Gay Marriage in the Big Divide
Americans are too fat, experts say. The debate on gay marriage suggests we may be growing fat-headed as well.
U.S. Centers for Disease Control and Prevention statistics predict 42 percent of the population will be obese by 2030, with 11 percent severely obese, at health care costs of $550 billion.
How do we set the price of moral obesity, as reflected in the uproar over the President’s conversion into a supporter of gay marriage?
Just as we have been stuffing our bodies with too much poor nourishment and exercising them too little, are we doing the same with our minds and hearts?
In this election year, opinions are as ubiquitous as fast food and most are just as nourishing. Political debate swerves from contraception to the sanctity of marriage in an eyeblink, although neither subject is on the legislative agenda after a meaningless North Carolina vote Tuesday.
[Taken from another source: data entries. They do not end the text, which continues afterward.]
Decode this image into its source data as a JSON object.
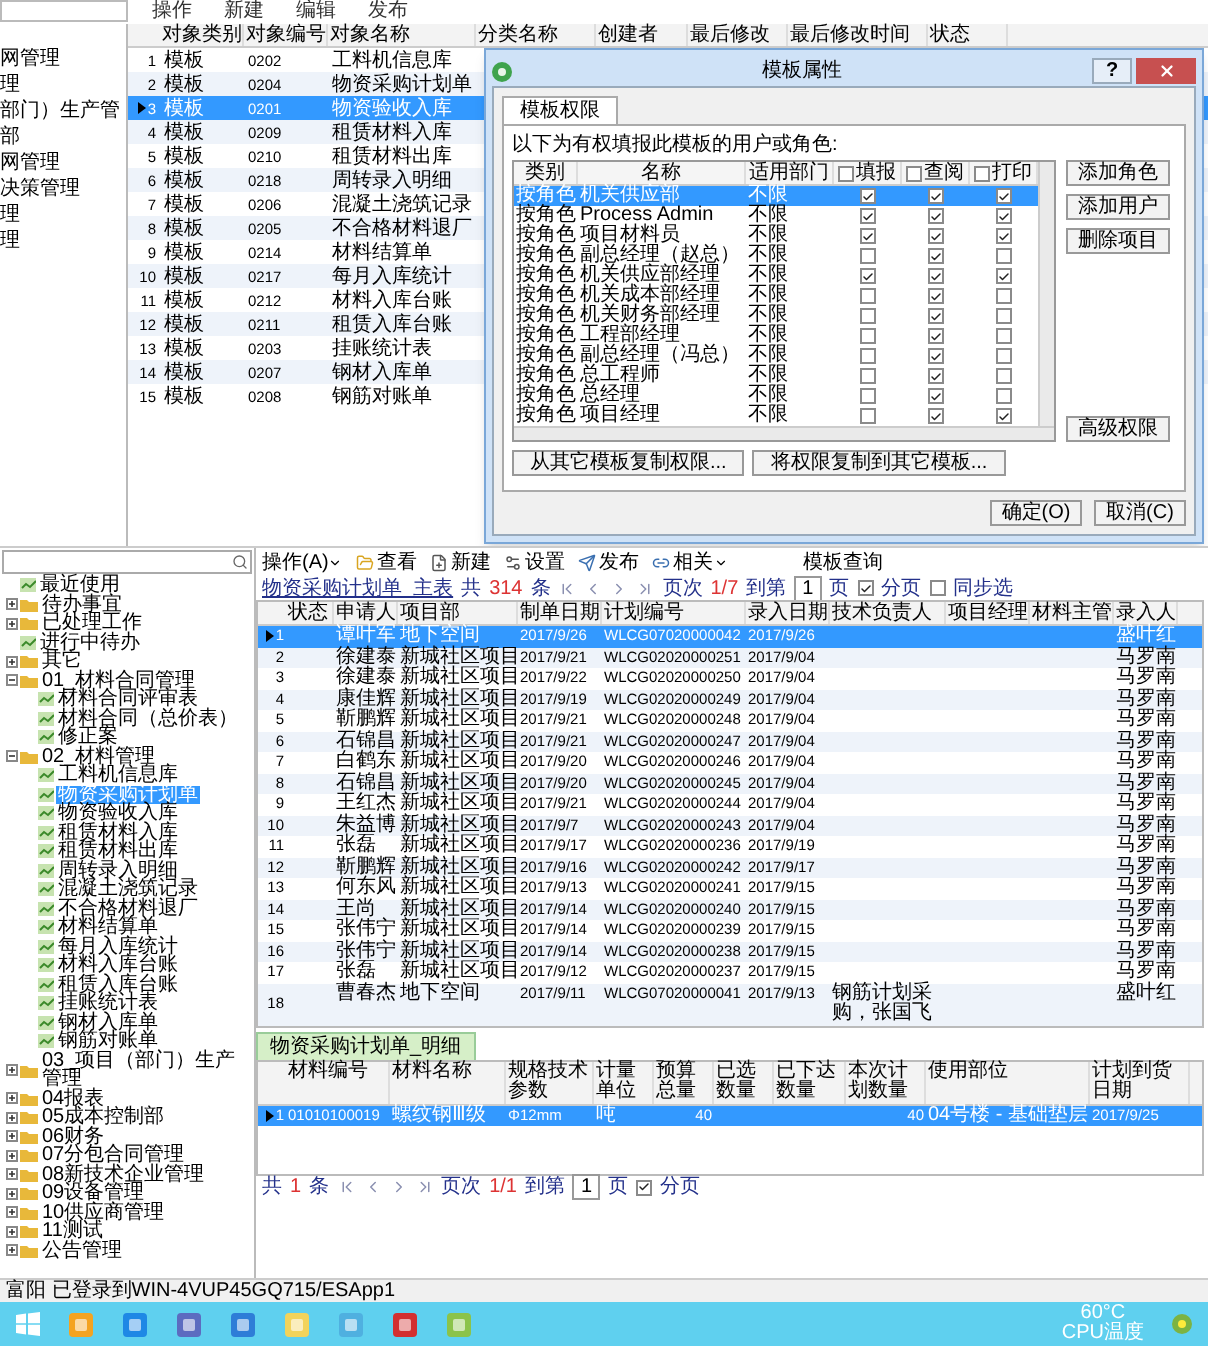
{
  "top_window": {
    "toolbar": [
      "操作",
      "新建",
      "编辑",
      "发布"
    ],
    "tree_fragment": [
      "网管理",
      "理",
      "部门）生产管",
      "部",
      "网管理",
      "决策管理",
      "理",
      "理"
    ],
    "grid": {
      "columns": [
        "对象类别",
        "对象编号",
        "对象名称",
        "分类名称",
        "创建者",
        "最后修改",
        "最后修改时间",
        "状态"
      ],
      "rows": [
        {
          "n": "1",
          "category": "模板",
          "code": "0202",
          "name": "工料机信息库",
          "selected": false
        },
        {
          "n": "2",
          "category": "模板",
          "code": "0204",
          "name": "物资采购计划单",
          "selected": false
        },
        {
          "n": "3",
          "category": "模板",
          "code": "0201",
          "name": "物资验收入库",
          "selected": true
        },
        {
          "n": "4",
          "category": "模板",
          "code": "0209",
          "name": "租赁材料入库",
          "selected": false
        },
        {
          "n": "5",
          "category": "模板",
          "code": "0210",
          "name": "租赁材料出库",
          "selected": false
        },
        {
          "n": "6",
          "category": "模板",
          "code": "0218",
          "name": "周转录入明细",
          "selected": false
        },
        {
          "n": "7",
          "category": "模板",
          "code": "0206",
          "name": "混凝土浇筑记录",
          "selected": false
        },
        {
          "n": "8",
          "category": "模板",
          "code": "0205",
          "name": "不合格材料退厂",
          "selected": false
        },
        {
          "n": "9",
          "category": "模板",
          "code": "0214",
          "name": "材料结算单",
          "selected": false
        },
        {
          "n": "10",
          "category": "模板",
          "code": "0217",
          "name": "每月入库统计",
          "selected": false
        },
        {
          "n": "11",
          "category": "模板",
          "code": "0212",
          "name": "材料入库台账",
          "selected": false
        },
        {
          "n": "12",
          "category": "模板",
          "code": "0211",
          "name": "租赁入库台账",
          "selected": false
        },
        {
          "n": "13",
          "category": "模板",
          "code": "0203",
          "name": "挂账统计表",
          "selected": false
        },
        {
          "n": "14",
          "category": "模板",
          "code": "0207",
          "name": "钢材入库单",
          "selected": false
        },
        {
          "n": "15",
          "category": "模板",
          "code": "0208",
          "name": "钢筋对账单",
          "selected": false
        }
      ]
    }
  },
  "dialog": {
    "title": "模板属性",
    "help_button": "?",
    "tabs": [
      {
        "label": "模板权限",
        "selected": true
      }
    ],
    "intro": "以下为有权填报此模板的用户或角色:",
    "columns": [
      "类别",
      "名称",
      "适用部门"
    ],
    "check_columns": [
      {
        "label": "填报",
        "checked": false
      },
      {
        "label": "查阅",
        "checked": false
      },
      {
        "label": "打印",
        "checked": false
      }
    ],
    "rows": [
      {
        "type": "按角色",
        "name": "机关供应部",
        "dept": "不限",
        "fill": true,
        "view": true,
        "print": true,
        "selected": true
      },
      {
        "type": "按角色",
        "name": "Process Admin",
        "dept": "不限",
        "fill": true,
        "view": true,
        "print": true,
        "selected": false
      },
      {
        "type": "按角色",
        "name": "项目材料员",
        "dept": "不限",
        "fill": true,
        "view": true,
        "print": true,
        "selected": false
      },
      {
        "type": "按角色",
        "name": "副总经理（赵总）",
        "dept": "不限",
        "fill": false,
        "view": true,
        "print": false,
        "selected": false
      },
      {
        "type": "按角色",
        "name": "机关供应部经理",
        "dept": "不限",
        "fill": true,
        "view": true,
        "print": true,
        "selected": false
      },
      {
        "type": "按角色",
        "name": "机关成本部经理",
        "dept": "不限",
        "fill": false,
        "view": true,
        "print": false,
        "selected": false
      },
      {
        "type": "按角色",
        "name": "机关财务部经理",
        "dept": "不限",
        "fill": false,
        "view": true,
        "print": false,
        "selected": false
      },
      {
        "type": "按角色",
        "name": "工程部经理",
        "dept": "不限",
        "fill": false,
        "view": true,
        "print": false,
        "selected": false
      },
      {
        "type": "按角色",
        "name": "副总经理（冯总）",
        "dept": "不限",
        "fill": false,
        "view": true,
        "print": false,
        "selected": false
      },
      {
        "type": "按角色",
        "name": "总工程师",
        "dept": "不限",
        "fill": false,
        "view": true,
        "print": false,
        "selected": false
      },
      {
        "type": "按角色",
        "name": "总经理",
        "dept": "不限",
        "fill": false,
        "view": true,
        "print": false,
        "selected": false
      },
      {
        "type": "按角色",
        "name": "项目经理",
        "dept": "不限",
        "fill": false,
        "view": true,
        "print": true,
        "selected": false
      }
    ],
    "side_buttons": [
      "添加角色",
      "添加用户",
      "删除项目"
    ],
    "advanced_button": "高级权限",
    "copy_buttons": [
      "从其它模板复制权限...",
      "将权限复制到其它模板..."
    ],
    "ok_button": "确定(O)",
    "cancel_button": "取消(C)"
  },
  "bottom_window": {
    "toolbar": {
      "menu": "操作(A)",
      "buttons": [
        {
          "label": "查看",
          "kind": "view"
        },
        {
          "label": "新建",
          "kind": "new"
        },
        {
          "label": "设置",
          "kind": "settings"
        },
        {
          "label": "发布",
          "kind": "publish"
        },
        {
          "label": "相关",
          "kind": "related"
        }
      ],
      "title": "模板查询"
    },
    "tree": [
      {
        "label": "最近使用",
        "kind": "doc"
      },
      {
        "label": "待办事宜",
        "kind": "folder",
        "expanded": false
      },
      {
        "label": "已处理工作",
        "kind": "folder",
        "expanded": false
      },
      {
        "label": "进行中待办",
        "kind": "doc"
      },
      {
        "label": "其它",
        "kind": "folder",
        "expanded": false
      },
      {
        "label": "01_材料合同管理",
        "kind": "folder",
        "expanded": true,
        "children": [
          {
            "label": "材料合同评审表",
            "kind": "doc"
          },
          {
            "label": "材料合同（总价表）",
            "kind": "doc"
          },
          {
            "label": "修正案",
            "kind": "doc"
          }
        ]
      },
      {
        "label": "02_材料管理",
        "kind": "folder",
        "expanded": true,
        "children": [
          {
            "label": "工料机信息库",
            "kind": "doc"
          },
          {
            "label": "物资采购计划单",
            "kind": "doc",
            "selected": true
          },
          {
            "label": "物资验收入库",
            "kind": "doc"
          },
          {
            "label": "租赁材料入库",
            "kind": "doc"
          },
          {
            "label": "租赁材料出库",
            "kind": "doc"
          },
          {
            "label": "周转录入明细",
            "kind": "doc"
          },
          {
            "label": "混凝土浇筑记录",
            "kind": "doc"
          },
          {
            "label": "不合格材料退厂",
            "kind": "doc"
          },
          {
            "label": "材料结算单",
            "kind": "doc"
          },
          {
            "label": "每月入库统计",
            "kind": "doc"
          },
          {
            "label": "材料入库台账",
            "kind": "doc"
          },
          {
            "label": "租赁入库台账",
            "kind": "doc"
          },
          {
            "label": "挂账统计表",
            "kind": "doc"
          },
          {
            "label": "钢材入库单",
            "kind": "doc"
          },
          {
            "label": "钢筋对账单",
            "kind": "doc"
          }
        ]
      },
      {
        "label": "03_项目（部门）生产管理",
        "kind": "folder",
        "expanded": false
      },
      {
        "label": "04报表",
        "kind": "folder",
        "expanded": false
      },
      {
        "label": "05成本控制部",
        "kind": "folder",
        "expanded": false
      },
      {
        "label": "06财务",
        "kind": "folder",
        "expanded": false
      },
      {
        "label": "07分包合同管理",
        "kind": "folder",
        "expanded": false
      },
      {
        "label": "08新技术企业管理",
        "kind": "folder",
        "expanded": false
      },
      {
        "label": "09设备管理",
        "kind": "folder",
        "expanded": false
      },
      {
        "label": "10供应商管理",
        "kind": "folder",
        "expanded": false
      },
      {
        "label": "11测试",
        "kind": "folder",
        "expanded": false
      },
      {
        "label": "公告管理",
        "kind": "folder",
        "expanded": false
      }
    ],
    "master_pager": {
      "table_name": "物资采购计划单_主表",
      "total_label": "共",
      "total": "314",
      "unit": "条",
      "page_label": "页次",
      "page": "1/7",
      "goto_label": "到第",
      "goto_value": "1",
      "page_unit": "页",
      "paging": {
        "label": "分页",
        "checked": true
      },
      "sync": {
        "label": "同步选",
        "checked": false
      }
    },
    "master": {
      "columns": [
        "状态",
        "申请人",
        "项目部",
        "制单日期",
        "计划编号",
        "录入日期",
        "技术负责人",
        "项目经理",
        "材料主管",
        "录入人"
      ],
      "rows": [
        {
          "n": "1",
          "applicant": "谭叶军",
          "project": "地下空间",
          "date": "2017/9/26",
          "plan": "WLCG07020000042",
          "entered": "2017/9/26",
          "tech": "",
          "clerk": "盛叶红",
          "selected": true
        },
        {
          "n": "2",
          "applicant": "徐建泰",
          "project": "新城社区项目",
          "date": "2017/9/21",
          "plan": "WLCG02020000251",
          "entered": "2017/9/04",
          "tech": "",
          "clerk": "马罗南",
          "selected": false
        },
        {
          "n": "3",
          "applicant": "徐建泰",
          "project": "新城社区项目",
          "date": "2017/9/22",
          "plan": "WLCG02020000250",
          "entered": "2017/9/04",
          "tech": "",
          "clerk": "马罗南",
          "selected": false
        },
        {
          "n": "4",
          "applicant": "康佳辉",
          "project": "新城社区项目",
          "date": "2017/9/19",
          "plan": "WLCG02020000249",
          "entered": "2017/9/04",
          "tech": "",
          "clerk": "马罗南",
          "selected": false
        },
        {
          "n": "5",
          "applicant": "靳鹏辉",
          "project": "新城社区项目",
          "date": "2017/9/21",
          "plan": "WLCG02020000248",
          "entered": "2017/9/04",
          "tech": "",
          "clerk": "马罗南",
          "selected": false
        },
        {
          "n": "6",
          "applicant": "石锦昌",
          "project": "新城社区项目",
          "date": "2017/9/21",
          "plan": "WLCG02020000247",
          "entered": "2017/9/04",
          "tech": "",
          "clerk": "马罗南",
          "selected": false
        },
        {
          "n": "7",
          "applicant": "白鹤东",
          "project": "新城社区项目",
          "date": "2017/9/20",
          "plan": "WLCG02020000246",
          "entered": "2017/9/04",
          "tech": "",
          "clerk": "马罗南",
          "selected": false
        },
        {
          "n": "8",
          "applicant": "石锦昌",
          "project": "新城社区项目",
          "date": "2017/9/20",
          "plan": "WLCG02020000245",
          "entered": "2017/9/04",
          "tech": "",
          "clerk": "马罗南",
          "selected": false
        },
        {
          "n": "9",
          "applicant": "王红杰",
          "project": "新城社区项目",
          "date": "2017/9/21",
          "plan": "WLCG02020000244",
          "entered": "2017/9/04",
          "tech": "",
          "clerk": "马罗南",
          "selected": false
        },
        {
          "n": "10",
          "applicant": "朱益博",
          "project": "新城社区项目",
          "date": "2017/9/7",
          "plan": "WLCG02020000243",
          "entered": "2017/9/04",
          "tech": "",
          "clerk": "马罗南",
          "selected": false
        },
        {
          "n": "11",
          "applicant": "张磊",
          "project": "新城社区项目",
          "date": "2017/9/17",
          "plan": "WLCG02020000236",
          "entered": "2017/9/19",
          "tech": "",
          "clerk": "马罗南",
          "selected": false
        },
        {
          "n": "12",
          "applicant": "靳鹏辉",
          "project": "新城社区项目",
          "date": "2017/9/16",
          "plan": "WLCG02020000242",
          "entered": "2017/9/17",
          "tech": "",
          "clerk": "马罗南",
          "selected": false
        },
        {
          "n": "13",
          "applicant": "何东风",
          "project": "新城社区项目",
          "date": "2017/9/13",
          "plan": "WLCG02020000241",
          "entered": "2017/9/15",
          "tech": "",
          "clerk": "马罗南",
          "selected": false
        },
        {
          "n": "14",
          "applicant": "王尚",
          "project": "新城社区项目",
          "date": "2017/9/14",
          "plan": "WLCG02020000240",
          "entered": "2017/9/15",
          "tech": "",
          "clerk": "马罗南",
          "selected": false
        },
        {
          "n": "15",
          "applicant": "张伟宁",
          "project": "新城社区项目",
          "date": "2017/9/14",
          "plan": "WLCG02020000239",
          "entered": "2017/9/15",
          "tech": "",
          "clerk": "马罗南",
          "selected": false
        },
        {
          "n": "16",
          "applicant": "张伟宁",
          "project": "新城社区项目",
          "date": "2017/9/14",
          "plan": "WLCG02020000238",
          "entered": "2017/9/15",
          "tech": "",
          "clerk": "马罗南",
          "selected": false
        },
        {
          "n": "17",
          "applicant": "张磊",
          "project": "新城社区项目",
          "date": "2017/9/12",
          "plan": "WLCG02020000237",
          "entered": "2017/9/15",
          "tech": "",
          "clerk": "马罗南",
          "selected": false
        },
        {
          "n": "18",
          "applicant": "曹春杰",
          "project": "地下空间",
          "date": "2017/9/11",
          "plan": "WLCG07020000041",
          "entered": "2017/9/13",
          "tech": "钢筋计划采购，张国飞",
          "clerk": "盛叶红",
          "selected": false
        }
      ]
    },
    "detail_tab": {
      "label": "物资采购计划单_明细",
      "selected": true
    },
    "detail": {
      "columns": [
        "材料编号",
        "材料名称",
        "规格技术参数",
        "计量单位",
        "预算总量",
        "已选数量",
        "已下达数量",
        "本次计划数量",
        "使用部位",
        "计划到货日期"
      ],
      "rows": [
        {
          "n": "1",
          "cells": [
            "01010100019",
            "螺纹钢Ⅲ级",
            "Φ12mm",
            "吨",
            "40",
            "",
            "",
            "40",
            "04号楼 - 基础垫层",
            "2017/9/25"
          ],
          "selected": true
        }
      ]
    },
    "detail_pager": {
      "total_label": "共",
      "total": "1",
      "unit": "条",
      "page_label": "页次",
      "page": "1/1",
      "goto_label": "到第",
      "goto_value": "1",
      "page_unit": "页",
      "paging": {
        "label": "分页",
        "checked": true
      }
    }
  },
  "status_bar": {
    "text": "富阳 已登录到WIN-4VUP45GQ715/ESApp1"
  },
  "taskbar": {
    "tray": [
      "60°C",
      "CPU温度"
    ]
  }
}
Yet, a New York Times editorial asserts that the President “took the moral high ground on what may be the great civil rights struggle of our time” while other pundits calculate both the timing and political impact of his coming out on the issue.
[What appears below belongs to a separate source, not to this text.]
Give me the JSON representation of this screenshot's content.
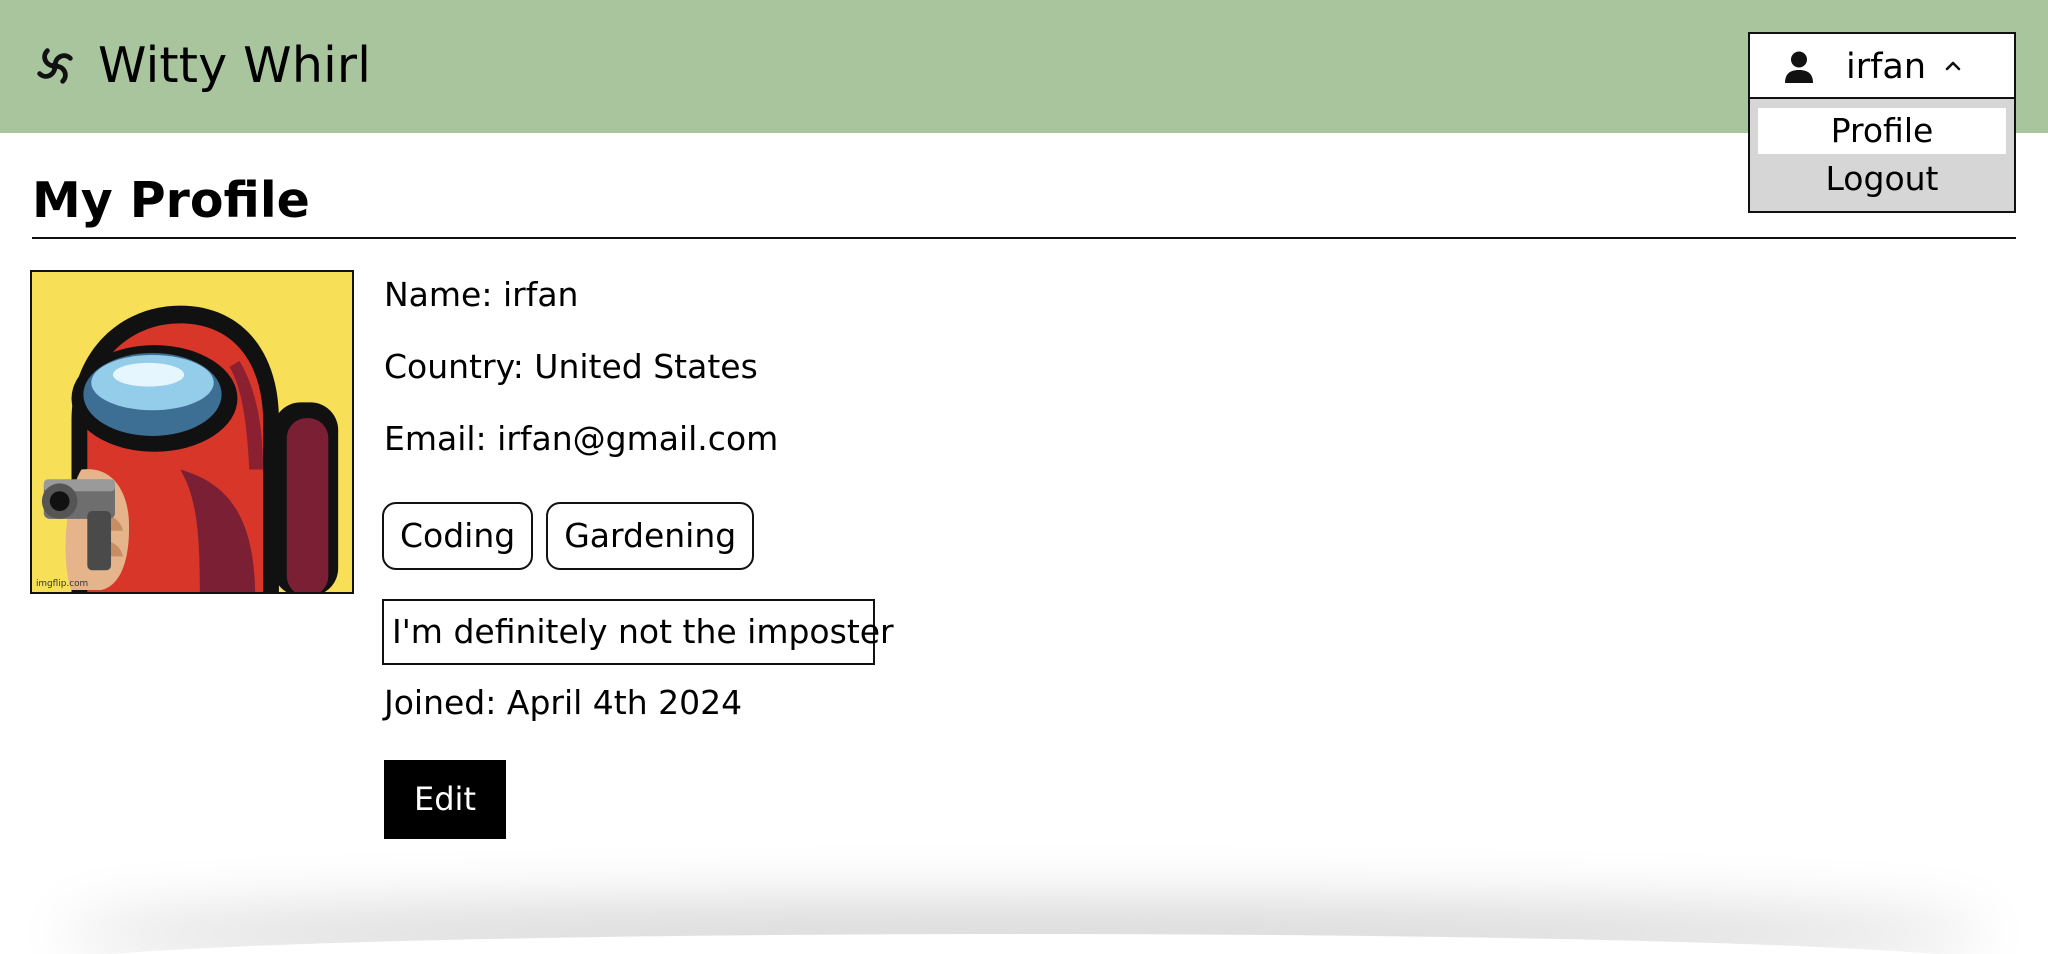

Where is all this litmus-testing on issues great and small taking America? What was wrong with the President’s previous “Yes, but” position on gay marriage? What’s next on the agenda for splitting us into “for” and “against” factions?
Human beings have doubts, ambivalence, uncertainties, zigzags, and, yes, prejudices on many questions. That’s what makes them human.